    Carroll does not rule out a world where God exists but made a self contained universe (2:20:30). His objections against it (though) seems to be mere Occam’s Razor (!?) and philosophical..(!?) Carroll believes more evidence should exist of God in the physical universe if he indeed existed. But that’s wrong. The Christian God is not interested in leaving a visible footprint. He is interested in ONLY one thing concerning us, namely a loving, holy, everlasting relationship with a MORALLY FREE agent that freely choose him / the ultimate good. This “model” of God is as old as the bible and provides a fully coherent explanation of the universe that we observe (contrary Carroll). The existence of objective moral values, divine hiddenness, God’s revelation & redeeming sacrifice through Christ, man’s hard wired-ness to seek God, the existence of evil & suffering in the world, the Christian’s experience of God – is all consistent with this Judeo-Christian model of God which is as old as the faith itself. A “model” provided pre-philosophy and thousands of years back, yet still provides a modern philosophically coherence with the actual world. Remarkable

  17. Jake Maier says:

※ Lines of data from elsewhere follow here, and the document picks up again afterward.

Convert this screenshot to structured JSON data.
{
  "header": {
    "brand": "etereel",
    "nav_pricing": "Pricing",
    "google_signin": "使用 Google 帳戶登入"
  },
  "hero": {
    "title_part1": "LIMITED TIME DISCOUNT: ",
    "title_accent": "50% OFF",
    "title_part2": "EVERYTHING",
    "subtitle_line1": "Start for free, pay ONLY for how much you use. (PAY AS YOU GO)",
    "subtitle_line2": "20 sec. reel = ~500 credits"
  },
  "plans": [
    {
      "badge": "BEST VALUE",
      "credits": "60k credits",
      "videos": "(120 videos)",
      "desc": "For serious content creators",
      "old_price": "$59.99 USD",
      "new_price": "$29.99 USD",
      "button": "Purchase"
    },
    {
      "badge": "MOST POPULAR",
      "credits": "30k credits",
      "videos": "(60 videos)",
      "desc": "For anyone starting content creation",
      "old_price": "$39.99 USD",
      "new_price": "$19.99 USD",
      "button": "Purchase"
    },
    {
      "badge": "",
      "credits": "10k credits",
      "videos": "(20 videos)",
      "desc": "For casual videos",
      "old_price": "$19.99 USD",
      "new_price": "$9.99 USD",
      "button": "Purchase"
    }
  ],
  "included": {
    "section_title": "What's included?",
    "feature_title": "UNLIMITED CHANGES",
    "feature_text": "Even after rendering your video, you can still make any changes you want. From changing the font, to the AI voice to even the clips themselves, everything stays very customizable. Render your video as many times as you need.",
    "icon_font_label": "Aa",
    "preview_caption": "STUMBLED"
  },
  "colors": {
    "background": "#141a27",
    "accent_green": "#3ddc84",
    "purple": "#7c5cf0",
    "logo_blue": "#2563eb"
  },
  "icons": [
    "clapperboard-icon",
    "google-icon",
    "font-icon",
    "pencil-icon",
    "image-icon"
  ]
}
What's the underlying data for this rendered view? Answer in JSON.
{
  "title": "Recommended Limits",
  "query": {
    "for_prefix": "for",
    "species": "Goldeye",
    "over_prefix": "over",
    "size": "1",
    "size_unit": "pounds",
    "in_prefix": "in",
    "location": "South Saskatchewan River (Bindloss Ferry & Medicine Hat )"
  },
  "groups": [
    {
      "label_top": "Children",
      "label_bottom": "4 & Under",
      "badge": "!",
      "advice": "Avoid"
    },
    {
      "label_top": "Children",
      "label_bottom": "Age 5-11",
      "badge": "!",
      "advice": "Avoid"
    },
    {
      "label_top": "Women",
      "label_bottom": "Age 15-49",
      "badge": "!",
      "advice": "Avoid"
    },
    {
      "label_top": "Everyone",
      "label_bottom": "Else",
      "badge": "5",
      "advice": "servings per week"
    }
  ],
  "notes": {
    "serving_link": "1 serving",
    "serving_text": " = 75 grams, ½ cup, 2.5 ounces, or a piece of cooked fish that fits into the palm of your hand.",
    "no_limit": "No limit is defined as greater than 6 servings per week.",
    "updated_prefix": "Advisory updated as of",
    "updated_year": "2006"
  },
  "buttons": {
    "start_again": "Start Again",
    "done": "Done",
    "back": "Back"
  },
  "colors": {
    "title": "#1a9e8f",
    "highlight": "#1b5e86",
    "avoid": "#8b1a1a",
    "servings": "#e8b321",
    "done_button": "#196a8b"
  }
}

    how can someone be a “morally free agent that freely choose Him” if that ‘free’ agent will be tortured in hell for eternity if ze dares not to choose Him.